Website and app data records:
= Beginning of Section =

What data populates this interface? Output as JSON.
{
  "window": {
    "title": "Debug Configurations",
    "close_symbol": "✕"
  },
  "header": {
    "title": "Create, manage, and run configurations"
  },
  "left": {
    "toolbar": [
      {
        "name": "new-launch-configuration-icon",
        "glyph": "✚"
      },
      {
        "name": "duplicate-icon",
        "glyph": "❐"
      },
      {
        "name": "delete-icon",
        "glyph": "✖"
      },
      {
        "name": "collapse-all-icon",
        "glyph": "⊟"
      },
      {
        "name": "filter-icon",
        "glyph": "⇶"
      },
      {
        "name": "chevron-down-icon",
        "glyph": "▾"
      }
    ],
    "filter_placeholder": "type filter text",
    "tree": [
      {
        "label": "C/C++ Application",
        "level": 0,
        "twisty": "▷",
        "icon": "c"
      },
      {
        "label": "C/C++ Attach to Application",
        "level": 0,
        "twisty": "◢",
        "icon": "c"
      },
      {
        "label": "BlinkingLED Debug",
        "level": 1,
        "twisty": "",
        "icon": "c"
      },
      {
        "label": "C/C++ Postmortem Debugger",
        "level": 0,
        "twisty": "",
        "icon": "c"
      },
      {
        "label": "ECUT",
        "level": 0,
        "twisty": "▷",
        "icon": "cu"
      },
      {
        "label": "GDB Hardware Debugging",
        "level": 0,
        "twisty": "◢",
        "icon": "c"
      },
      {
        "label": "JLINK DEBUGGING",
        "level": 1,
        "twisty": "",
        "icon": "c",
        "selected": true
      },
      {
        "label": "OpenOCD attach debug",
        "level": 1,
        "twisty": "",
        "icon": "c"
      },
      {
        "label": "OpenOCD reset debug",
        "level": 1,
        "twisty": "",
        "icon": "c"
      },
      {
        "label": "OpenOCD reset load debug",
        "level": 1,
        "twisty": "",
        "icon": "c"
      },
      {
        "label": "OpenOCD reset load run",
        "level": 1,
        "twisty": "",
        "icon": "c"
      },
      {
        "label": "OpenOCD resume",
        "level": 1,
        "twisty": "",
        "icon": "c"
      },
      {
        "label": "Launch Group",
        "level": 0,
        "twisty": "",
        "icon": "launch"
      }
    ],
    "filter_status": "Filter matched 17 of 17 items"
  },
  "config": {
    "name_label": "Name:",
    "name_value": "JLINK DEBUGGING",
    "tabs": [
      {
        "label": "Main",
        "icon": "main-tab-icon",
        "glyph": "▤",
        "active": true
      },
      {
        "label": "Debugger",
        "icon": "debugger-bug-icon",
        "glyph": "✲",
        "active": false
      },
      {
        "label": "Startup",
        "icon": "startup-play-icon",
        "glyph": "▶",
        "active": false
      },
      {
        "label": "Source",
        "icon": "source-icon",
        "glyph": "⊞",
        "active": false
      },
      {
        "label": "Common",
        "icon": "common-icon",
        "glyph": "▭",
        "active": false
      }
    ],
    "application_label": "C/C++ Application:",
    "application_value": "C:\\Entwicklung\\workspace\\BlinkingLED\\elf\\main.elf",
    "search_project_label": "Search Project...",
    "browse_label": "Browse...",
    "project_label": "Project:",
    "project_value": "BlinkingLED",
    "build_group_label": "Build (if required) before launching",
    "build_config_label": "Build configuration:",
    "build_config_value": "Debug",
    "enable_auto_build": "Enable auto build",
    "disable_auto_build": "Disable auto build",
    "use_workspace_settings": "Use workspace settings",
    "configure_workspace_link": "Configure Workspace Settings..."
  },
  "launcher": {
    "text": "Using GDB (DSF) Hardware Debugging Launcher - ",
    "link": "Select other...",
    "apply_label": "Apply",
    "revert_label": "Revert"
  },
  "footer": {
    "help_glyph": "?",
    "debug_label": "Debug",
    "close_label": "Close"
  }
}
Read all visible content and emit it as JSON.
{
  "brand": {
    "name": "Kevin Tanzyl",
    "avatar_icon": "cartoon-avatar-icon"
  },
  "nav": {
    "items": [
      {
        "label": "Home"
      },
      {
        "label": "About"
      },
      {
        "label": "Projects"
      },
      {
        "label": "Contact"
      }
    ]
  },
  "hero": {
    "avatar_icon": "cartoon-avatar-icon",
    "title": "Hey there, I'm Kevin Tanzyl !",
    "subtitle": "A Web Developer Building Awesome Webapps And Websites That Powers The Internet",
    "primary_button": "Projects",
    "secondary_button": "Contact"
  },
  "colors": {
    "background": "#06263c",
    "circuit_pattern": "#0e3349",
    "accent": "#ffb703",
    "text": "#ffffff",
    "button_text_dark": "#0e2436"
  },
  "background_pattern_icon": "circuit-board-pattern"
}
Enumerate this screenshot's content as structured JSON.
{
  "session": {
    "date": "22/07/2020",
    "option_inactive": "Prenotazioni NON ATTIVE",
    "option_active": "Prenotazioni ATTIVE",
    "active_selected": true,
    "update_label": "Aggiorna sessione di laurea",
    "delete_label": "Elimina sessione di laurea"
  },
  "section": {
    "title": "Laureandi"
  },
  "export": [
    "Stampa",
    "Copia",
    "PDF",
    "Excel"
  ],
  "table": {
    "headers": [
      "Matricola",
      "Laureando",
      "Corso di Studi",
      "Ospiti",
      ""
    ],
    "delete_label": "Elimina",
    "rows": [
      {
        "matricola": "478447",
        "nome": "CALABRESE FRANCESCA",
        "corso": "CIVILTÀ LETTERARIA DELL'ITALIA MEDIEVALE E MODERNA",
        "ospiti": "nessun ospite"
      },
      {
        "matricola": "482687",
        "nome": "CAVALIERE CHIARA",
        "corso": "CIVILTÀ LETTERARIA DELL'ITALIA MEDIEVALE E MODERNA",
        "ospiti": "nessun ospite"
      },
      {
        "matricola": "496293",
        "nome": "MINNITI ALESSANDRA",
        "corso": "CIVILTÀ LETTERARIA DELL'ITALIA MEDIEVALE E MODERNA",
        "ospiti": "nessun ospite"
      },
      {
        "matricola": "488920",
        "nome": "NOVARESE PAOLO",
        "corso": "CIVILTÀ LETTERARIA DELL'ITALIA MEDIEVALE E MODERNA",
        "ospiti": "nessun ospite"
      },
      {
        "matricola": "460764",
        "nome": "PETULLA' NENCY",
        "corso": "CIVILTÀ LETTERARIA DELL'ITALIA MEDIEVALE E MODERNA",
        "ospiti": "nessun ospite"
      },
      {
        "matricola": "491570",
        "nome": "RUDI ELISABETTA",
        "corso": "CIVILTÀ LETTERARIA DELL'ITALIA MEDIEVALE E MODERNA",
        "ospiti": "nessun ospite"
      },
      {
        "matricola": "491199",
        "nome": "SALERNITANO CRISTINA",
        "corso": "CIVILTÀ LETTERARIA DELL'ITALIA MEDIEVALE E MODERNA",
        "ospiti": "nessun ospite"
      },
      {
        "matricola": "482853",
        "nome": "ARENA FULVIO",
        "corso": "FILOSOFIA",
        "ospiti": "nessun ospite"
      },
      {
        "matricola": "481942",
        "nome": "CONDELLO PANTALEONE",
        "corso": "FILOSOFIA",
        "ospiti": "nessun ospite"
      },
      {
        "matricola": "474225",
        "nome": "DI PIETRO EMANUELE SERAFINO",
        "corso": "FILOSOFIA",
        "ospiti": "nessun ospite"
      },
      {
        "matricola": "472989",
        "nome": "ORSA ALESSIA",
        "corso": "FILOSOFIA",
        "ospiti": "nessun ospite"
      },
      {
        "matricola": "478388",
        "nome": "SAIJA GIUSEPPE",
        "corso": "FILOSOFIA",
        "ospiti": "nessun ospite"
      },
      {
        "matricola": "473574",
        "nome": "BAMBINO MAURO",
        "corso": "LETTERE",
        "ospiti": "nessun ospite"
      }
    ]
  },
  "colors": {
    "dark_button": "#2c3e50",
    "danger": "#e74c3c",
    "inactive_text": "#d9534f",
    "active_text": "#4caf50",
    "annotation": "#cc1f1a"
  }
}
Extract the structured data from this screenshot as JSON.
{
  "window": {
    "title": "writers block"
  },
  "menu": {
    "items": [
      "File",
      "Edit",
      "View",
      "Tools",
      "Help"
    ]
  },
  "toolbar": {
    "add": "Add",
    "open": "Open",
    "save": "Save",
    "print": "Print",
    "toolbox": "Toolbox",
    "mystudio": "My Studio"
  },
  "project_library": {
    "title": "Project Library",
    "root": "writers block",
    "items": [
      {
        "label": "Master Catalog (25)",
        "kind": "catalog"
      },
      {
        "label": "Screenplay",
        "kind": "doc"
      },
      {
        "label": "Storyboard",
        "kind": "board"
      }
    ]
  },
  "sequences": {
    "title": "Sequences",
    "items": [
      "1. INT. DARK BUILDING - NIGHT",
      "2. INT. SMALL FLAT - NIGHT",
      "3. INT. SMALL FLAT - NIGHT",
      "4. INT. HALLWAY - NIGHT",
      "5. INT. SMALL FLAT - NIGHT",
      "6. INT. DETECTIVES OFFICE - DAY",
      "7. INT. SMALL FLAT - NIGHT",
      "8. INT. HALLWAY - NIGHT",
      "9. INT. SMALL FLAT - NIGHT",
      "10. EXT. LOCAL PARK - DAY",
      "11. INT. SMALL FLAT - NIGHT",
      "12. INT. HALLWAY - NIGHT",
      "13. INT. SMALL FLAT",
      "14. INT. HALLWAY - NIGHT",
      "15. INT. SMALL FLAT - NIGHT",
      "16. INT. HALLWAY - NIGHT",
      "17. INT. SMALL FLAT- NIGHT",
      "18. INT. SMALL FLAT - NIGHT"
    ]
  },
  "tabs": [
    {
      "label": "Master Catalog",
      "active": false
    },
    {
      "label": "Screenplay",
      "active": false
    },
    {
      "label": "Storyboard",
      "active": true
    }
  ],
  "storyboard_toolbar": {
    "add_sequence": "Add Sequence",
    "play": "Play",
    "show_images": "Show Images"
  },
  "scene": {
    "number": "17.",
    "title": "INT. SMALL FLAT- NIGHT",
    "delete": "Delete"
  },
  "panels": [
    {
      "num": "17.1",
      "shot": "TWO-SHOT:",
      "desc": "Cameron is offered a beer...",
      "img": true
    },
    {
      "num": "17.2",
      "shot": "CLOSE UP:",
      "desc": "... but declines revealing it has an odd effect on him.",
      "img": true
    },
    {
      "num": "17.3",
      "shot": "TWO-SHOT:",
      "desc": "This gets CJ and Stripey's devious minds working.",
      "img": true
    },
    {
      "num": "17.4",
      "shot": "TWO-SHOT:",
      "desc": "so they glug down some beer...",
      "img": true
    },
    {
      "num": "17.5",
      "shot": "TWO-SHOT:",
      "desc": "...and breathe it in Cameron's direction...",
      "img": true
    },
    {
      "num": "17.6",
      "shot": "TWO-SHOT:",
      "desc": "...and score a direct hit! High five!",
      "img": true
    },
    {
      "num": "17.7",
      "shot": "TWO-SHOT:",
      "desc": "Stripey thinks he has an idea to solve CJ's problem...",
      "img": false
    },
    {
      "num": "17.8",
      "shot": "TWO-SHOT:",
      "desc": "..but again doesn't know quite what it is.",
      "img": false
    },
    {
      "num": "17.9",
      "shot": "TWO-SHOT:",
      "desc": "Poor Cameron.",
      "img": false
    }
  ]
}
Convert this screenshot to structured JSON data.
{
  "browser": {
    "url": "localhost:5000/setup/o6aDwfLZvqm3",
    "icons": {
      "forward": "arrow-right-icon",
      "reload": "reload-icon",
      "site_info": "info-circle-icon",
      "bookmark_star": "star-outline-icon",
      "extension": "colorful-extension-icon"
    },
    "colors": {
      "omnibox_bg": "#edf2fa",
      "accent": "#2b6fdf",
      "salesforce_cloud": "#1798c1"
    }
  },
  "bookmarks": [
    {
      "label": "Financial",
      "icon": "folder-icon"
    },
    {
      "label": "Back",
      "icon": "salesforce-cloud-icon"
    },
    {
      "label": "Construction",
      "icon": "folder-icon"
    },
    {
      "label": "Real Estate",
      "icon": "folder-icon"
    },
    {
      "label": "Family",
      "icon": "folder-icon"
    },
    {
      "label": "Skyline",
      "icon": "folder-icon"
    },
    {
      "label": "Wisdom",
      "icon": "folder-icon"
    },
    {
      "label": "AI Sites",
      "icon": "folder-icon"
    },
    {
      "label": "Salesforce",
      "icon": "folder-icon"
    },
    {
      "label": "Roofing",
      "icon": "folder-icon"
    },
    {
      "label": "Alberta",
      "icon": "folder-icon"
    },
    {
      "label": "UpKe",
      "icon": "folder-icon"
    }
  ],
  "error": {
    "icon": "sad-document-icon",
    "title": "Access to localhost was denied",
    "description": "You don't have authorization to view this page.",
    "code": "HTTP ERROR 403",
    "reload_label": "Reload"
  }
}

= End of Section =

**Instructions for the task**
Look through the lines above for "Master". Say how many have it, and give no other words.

**Expected output**
2